━━━ Dataset extract

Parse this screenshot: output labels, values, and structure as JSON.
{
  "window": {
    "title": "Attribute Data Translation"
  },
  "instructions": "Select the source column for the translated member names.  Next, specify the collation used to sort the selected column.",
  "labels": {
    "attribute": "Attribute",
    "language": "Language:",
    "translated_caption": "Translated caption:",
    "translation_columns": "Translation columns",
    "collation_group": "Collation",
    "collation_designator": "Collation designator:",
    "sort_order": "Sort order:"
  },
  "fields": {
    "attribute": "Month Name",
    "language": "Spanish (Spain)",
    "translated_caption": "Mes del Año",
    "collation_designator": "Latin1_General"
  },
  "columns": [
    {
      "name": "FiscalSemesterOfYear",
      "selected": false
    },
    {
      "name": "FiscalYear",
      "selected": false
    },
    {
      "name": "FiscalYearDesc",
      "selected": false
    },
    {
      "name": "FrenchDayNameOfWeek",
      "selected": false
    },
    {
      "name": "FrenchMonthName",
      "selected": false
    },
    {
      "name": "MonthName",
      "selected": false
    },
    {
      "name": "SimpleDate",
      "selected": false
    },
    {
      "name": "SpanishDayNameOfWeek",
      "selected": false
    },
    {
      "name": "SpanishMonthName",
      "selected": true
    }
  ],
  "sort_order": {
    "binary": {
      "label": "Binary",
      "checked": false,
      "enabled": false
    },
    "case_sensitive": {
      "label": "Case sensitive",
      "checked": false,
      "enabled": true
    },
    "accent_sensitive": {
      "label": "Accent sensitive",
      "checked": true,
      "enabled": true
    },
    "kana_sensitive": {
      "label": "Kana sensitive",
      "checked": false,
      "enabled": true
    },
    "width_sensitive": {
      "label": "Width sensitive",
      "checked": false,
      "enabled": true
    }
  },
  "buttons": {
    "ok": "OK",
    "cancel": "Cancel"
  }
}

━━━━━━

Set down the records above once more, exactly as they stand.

Parse this screenshot: output labels, values, and structure as JSON.
{
  "window": {
    "title": "Attribute Data Translation"
  },
  "instructions": "Select the source column for the translated member names.  Next, specify the collation used to sort the selected column.",
  "labels": {
    "attribute": "Attribute",
    "language": "Language:",
    "translated_caption": "Translated caption:",
    "translation_columns": "Translation columns",
    "collation_group": "Collation",
    "collation_designator": "Collation designator:",
    "sort_order": "Sort order:"
  },
  "fields": {
    "attribute": "Month Name",
    "language": "Spanish (Spain)",
    "translated_caption": "Mes del Año",
    "collation_designator": "Latin1_General"
  },
  "columns": [
    {
      "name": "FiscalSemesterOfYear",
      "selected": false
    },
    {
      "name": "FiscalYear",
      "selected": false
    },
    {
      "name": "FiscalYearDesc",
      "selected": false
    },
    {
      "name": "FrenchDayNameOfWeek",
      "selected": false
    },
    {
      "name": "FrenchMonthName",
      "selected": false
    },
    {
      "name": "MonthName",
      "selected": false
    },
    {
      "name": "SimpleDate",
      "selected": false
    },
    {
      "name": "SpanishDayNameOfWeek",
      "selected": false
    },
    {
      "name": "SpanishMonthName",
      "selected": true
    }
  ],
  "sort_order": {
    "binary": {
      "label": "Binary",
      "checked": false,
      "enabled": false
    },
    "case_sensitive": {
      "label": "Case sensitive",
      "checked": false,
      "enabled": true
    },
    "accent_sensitive": {
      "label": "Accent sensitive",
      "checked": true,
      "enabled": true
    },
    "kana_sensitive": {
      "label": "Kana sensitive",
      "checked": false,
      "enabled": true
    },
    "width_sensitive": {
      "label": "Width sensitive",
      "checked": false,
      "enabled": true
    }
  },
  "buttons": {
    "ok": "OK",
    "cancel": "Cancel"
  }
}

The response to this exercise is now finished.